by Tre B.
While I'm usually the first to step out in defense of my African brothers and sisters in the motherland and at first this video upset me, I thought about it for a minute, and realized that this is just another example of the victim mentality inhibiting creative thinking and problem solving. Whether it's the African's themselves or the Eurocentric journalists producing the story that are thrusting this victim status on these farmers, this line of thought does not result in productive solutions. For example, they're saying that the solution is for the US government to stop subsidizing their farmers. This takes control of the situation out of African hands and puts it into the hands of the US government. In the long history of US/African relations, does it make any sense to think that the US will do what's best for Africa? No, so why waste time and energy trying to change something that you have little power to change. Why not focus on solutions that you can implement yourselves, such as:
1) Creating an African cotton trade association to promote African cotton as a premium product directly to consumers, who would then create a demand for products manufactured with African cotton (like the Made in Africa shirts that we sell at dangerousnegro.com). These products may be a little more expensive, but the difference is minor to consumers in "developed" countries.

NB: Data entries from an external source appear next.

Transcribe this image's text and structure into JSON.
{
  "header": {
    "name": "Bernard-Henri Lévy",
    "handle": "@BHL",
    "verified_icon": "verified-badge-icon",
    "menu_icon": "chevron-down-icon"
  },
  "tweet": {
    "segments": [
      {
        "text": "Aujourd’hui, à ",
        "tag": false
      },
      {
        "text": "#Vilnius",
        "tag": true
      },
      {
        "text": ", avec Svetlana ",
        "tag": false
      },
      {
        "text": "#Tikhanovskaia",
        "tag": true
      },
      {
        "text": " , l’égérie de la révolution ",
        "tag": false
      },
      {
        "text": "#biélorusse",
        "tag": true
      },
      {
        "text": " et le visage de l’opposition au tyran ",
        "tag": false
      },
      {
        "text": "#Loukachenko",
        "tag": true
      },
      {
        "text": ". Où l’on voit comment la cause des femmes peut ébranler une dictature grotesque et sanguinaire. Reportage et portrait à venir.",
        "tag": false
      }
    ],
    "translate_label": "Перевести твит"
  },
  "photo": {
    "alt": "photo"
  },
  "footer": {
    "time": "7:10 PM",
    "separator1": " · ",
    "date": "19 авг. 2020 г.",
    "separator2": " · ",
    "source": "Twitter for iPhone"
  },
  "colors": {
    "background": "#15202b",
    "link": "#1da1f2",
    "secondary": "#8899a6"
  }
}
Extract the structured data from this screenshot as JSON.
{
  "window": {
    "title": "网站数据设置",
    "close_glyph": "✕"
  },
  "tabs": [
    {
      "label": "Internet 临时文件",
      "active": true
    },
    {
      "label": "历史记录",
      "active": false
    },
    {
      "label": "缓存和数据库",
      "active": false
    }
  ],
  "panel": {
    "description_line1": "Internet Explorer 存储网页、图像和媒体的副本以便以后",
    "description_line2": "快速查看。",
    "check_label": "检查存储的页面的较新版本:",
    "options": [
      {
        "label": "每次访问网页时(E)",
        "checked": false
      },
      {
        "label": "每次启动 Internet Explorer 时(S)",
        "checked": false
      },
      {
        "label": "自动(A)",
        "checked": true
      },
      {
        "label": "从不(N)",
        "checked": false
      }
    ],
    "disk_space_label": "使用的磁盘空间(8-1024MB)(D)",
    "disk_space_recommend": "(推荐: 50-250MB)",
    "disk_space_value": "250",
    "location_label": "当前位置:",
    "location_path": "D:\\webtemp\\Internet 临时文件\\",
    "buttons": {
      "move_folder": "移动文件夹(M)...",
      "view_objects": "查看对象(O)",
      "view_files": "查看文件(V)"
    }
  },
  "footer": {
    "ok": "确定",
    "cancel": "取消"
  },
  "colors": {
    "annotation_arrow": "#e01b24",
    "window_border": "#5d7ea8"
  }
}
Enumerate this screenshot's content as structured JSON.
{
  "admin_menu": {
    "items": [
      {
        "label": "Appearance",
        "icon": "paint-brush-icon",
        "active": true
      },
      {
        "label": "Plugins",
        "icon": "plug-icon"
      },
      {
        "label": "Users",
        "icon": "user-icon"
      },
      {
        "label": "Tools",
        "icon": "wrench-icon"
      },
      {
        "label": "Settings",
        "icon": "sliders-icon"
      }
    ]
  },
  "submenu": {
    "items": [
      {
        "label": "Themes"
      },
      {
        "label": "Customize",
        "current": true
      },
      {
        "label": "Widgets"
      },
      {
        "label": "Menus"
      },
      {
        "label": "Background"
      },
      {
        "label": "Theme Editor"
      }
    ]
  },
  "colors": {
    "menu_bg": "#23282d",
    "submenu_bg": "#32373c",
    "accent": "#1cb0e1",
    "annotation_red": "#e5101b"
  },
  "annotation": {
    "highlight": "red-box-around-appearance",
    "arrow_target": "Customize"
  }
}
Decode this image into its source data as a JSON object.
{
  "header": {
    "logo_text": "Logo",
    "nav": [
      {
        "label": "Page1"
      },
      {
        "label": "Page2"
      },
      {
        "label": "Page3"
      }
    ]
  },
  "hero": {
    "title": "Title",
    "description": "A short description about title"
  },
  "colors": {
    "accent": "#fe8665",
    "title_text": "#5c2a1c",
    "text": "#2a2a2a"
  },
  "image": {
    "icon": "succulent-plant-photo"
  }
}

2) Get off cotton completely. First, because it is not an environmentally friendly crop, it's water intensive, and it is an inferior fiber in terms of strength and durability. Second, because monocultures of any kind are no good. If all you grow on your farm is one thing, you will always be subject to larger fluctuations in your personal income. Some better cotton substitutes would be hemp or bamboo, which produce better fibers for fabric and paper, and can be used to make tons of other products.
3) Instead of these organizations spending time and money lobbying the US government, use those resources to teach the farmers how to grow more varieties of crops on the same land and grow stuff that doesn't grow in the US so they don't have to worry about US subsidies.
Now, I realize all these proposed solutions are easier said than done, and I just thought of them off the top of my head, but they're much easier than getting the US to "play fair" with Africa when the US has a strong interest in keeping Africa weak and dependent. Let the 21st century be the century that we Africans stop playing the victim and start controlling our own destiny. As a matter of fact, I think I'll design a t-shirt around that concept...